Fix the speakers inside the table on either side of the entrance gap for the joystick and catches, and penetrate a 10mm opening in the front edge of the table for the volume control potentiometer. We at that point utilized warmth paste to keep the volume control board set up.

Unscrew the front of the speakers and expel the volume control. You'll have to pry the dial off the back and unscrew the nut holding it set up.

Step 7: Power

There wasn't generally much room left to implant a mains expansion inside the table. We cut a connector into the base, and wired the expansion lead into that. Along these lines we can include a more extended power link if required, or even utilize one for various districts should the PIK3A table end up traveling to another country.

We've fueled the speakers and Pi independently, just to spread the heap out a bit, yet to be straightforward the Pi3 could deal with the speakers from its USB ports. The decision is yours, here.

The screen, Pi3 and speakers are altogether associated into the mains augmentation, driving everything up while concealing the associations underneath the table.

Check a square in the back corner underneath the table and cut an opening for the power connector.
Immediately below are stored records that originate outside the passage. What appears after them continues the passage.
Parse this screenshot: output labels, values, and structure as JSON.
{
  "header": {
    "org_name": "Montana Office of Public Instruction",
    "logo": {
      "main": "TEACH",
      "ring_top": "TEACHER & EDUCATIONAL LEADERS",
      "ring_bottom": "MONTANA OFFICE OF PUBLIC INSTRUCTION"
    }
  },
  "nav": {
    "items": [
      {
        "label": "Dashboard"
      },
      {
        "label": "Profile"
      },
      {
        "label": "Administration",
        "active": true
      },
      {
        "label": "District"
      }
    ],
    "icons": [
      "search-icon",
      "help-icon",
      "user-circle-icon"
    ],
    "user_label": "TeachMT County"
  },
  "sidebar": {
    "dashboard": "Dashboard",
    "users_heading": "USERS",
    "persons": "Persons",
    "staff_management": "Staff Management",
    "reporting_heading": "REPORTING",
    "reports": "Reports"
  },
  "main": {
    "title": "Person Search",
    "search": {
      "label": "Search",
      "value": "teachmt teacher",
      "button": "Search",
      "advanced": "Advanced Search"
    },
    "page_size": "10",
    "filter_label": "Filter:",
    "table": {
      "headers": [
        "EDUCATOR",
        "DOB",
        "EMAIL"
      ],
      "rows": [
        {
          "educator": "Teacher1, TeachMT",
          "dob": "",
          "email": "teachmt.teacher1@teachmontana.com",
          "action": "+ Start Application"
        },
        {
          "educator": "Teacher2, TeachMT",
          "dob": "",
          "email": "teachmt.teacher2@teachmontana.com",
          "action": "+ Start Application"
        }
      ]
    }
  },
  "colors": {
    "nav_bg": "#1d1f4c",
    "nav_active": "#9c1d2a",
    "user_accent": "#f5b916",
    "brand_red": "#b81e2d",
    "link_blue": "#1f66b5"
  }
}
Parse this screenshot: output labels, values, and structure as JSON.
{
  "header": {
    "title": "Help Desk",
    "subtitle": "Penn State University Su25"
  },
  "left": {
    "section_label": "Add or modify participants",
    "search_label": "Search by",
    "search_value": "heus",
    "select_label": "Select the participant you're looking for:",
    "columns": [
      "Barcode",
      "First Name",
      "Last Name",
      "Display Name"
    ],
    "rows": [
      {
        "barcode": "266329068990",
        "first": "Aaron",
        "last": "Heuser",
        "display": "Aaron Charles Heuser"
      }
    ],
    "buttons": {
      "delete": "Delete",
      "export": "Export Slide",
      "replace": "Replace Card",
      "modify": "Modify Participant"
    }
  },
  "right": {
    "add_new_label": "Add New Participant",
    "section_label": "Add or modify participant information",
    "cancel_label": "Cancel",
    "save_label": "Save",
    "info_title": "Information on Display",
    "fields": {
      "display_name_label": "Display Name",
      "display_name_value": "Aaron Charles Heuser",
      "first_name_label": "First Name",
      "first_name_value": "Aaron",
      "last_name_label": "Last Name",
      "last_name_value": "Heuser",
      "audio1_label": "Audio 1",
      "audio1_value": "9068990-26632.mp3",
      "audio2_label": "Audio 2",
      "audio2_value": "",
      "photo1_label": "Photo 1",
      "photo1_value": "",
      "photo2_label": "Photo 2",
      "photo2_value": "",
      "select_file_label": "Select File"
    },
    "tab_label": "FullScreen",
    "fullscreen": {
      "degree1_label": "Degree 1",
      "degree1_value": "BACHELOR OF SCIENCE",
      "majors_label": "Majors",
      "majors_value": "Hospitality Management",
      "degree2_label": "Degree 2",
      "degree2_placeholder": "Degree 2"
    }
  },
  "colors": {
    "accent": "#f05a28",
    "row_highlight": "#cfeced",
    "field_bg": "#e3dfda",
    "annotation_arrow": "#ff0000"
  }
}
The mains expansion will associate with the back of this IEC connector.

Step 8: Last Bit

The screen is somewhat defenseless here, so we chose to get a bit of 3mm acrylic slice to indistinguishable size from the table best (550mm by 550mm). It's simply tightened into the table best each corner, and the screws taken cover behind screw tops. It's a shabby method to keep things ensured.

I likewise included a board mount USB port beside the entrance board underneath, just in the event that I ever need to plug a USB console (or other fringe - it could be a joypad on the off chance that you needed) into the Pi3.

An outside USB port that goes into the Pi. This is a decent one, as it additionally has a residue top, since this most likely wouldn't get a great deal of utilization.

Then it's only an instance of screwing the legs to the table best, and introducing RetroPie on the SD card. There's one extra advance you may need to perform until further notice, to get RetroPie running in the Raspberry Pi 3. The designers will without a doubt settle things soon, yet for the minute we needed to duplicate over the "*.elf" documents (that'd be start.elf, start_cd.elf, start_db.elf and start_x.elf) from the "Boot" parcel of a SD card that had the official, Raspberry Pi NOOBs picture.

Not a complex or especially difficult assignment, but rather a fundamental one until further notice. This ought to get RetroPie booted up and running flawlessly on your wonderful new PIK3A retro gaming table. I'm certain it won't be long at all before this progression ends up pointless, obviously - likely when you've constructed your taxi.

Step 9: Thanks for Reading

Good luck with you own try... Sorry for bad english, I use google translate :D

Please vote for me in competion if you liked the build!

Comment under below!

Game Life Contest

Participated in the
Game Life Contest